# [Data records]

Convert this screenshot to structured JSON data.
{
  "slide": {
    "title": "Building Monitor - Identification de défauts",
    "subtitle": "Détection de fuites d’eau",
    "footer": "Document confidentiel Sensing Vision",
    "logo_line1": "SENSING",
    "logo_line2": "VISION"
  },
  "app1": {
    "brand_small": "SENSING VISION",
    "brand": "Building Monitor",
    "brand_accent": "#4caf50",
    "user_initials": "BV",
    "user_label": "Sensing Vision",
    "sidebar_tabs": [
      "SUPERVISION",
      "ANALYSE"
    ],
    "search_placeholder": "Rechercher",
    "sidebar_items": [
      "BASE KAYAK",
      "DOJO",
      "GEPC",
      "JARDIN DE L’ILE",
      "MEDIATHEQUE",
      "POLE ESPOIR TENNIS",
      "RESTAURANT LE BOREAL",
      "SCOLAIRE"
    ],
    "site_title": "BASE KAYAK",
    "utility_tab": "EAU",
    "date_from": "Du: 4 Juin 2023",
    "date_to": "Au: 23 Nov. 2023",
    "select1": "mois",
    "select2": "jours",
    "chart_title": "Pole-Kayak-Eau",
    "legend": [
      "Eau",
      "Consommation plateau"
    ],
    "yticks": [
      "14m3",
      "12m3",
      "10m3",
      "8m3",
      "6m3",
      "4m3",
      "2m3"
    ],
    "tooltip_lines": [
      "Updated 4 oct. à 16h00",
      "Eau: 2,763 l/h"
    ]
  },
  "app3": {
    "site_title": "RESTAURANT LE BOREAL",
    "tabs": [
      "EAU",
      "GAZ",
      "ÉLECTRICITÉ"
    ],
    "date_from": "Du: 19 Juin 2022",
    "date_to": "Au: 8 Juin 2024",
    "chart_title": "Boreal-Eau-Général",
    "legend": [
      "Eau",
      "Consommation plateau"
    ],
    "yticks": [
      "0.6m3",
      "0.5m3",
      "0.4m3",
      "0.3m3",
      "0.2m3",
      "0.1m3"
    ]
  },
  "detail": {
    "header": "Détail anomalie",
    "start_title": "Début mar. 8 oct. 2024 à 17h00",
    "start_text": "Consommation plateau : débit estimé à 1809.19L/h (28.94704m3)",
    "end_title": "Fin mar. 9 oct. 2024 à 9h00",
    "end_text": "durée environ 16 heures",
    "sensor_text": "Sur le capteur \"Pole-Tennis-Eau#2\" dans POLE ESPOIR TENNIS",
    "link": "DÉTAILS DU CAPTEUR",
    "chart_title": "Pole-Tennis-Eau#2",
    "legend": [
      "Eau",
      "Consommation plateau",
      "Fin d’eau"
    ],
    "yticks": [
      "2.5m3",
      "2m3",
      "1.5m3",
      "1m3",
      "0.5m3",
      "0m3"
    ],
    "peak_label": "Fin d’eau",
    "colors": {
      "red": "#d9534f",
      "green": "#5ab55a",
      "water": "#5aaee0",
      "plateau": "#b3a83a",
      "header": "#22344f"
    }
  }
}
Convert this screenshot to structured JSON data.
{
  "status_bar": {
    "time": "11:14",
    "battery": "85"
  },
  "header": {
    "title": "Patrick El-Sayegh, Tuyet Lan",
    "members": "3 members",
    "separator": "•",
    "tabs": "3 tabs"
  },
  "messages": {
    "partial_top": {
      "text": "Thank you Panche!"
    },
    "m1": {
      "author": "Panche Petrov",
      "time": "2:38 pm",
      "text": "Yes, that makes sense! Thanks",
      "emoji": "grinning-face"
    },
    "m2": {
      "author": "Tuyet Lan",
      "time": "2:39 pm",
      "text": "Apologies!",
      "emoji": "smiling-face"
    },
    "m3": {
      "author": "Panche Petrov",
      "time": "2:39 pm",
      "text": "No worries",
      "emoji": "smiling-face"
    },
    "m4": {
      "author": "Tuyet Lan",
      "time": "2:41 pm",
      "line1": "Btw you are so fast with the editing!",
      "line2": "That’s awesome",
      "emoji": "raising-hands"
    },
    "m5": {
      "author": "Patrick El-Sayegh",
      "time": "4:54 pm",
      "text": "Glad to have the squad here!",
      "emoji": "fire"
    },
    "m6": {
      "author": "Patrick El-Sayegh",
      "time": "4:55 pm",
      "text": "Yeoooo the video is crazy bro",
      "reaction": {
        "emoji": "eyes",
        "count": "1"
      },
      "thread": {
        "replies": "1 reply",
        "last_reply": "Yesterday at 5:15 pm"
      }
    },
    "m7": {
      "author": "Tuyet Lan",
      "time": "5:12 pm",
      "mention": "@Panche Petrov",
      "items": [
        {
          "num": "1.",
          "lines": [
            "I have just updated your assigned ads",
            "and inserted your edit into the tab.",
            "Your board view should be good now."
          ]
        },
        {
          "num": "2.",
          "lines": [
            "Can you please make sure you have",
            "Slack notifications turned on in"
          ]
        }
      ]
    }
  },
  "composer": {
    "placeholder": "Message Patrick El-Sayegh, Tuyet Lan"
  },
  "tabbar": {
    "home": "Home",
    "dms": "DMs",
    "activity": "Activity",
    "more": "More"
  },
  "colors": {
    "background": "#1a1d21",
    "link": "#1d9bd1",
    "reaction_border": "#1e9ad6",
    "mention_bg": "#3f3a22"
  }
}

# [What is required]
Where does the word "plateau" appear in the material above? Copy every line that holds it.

# [Result for this task]
      "Consommation plateau"
      "Consommation plateau"
    "start_text": "Consommation plateau : débit estimé à 1809.19L/h (28.94704m3)",
      "Consommation plateau",
      "plateau": "#b3a83a",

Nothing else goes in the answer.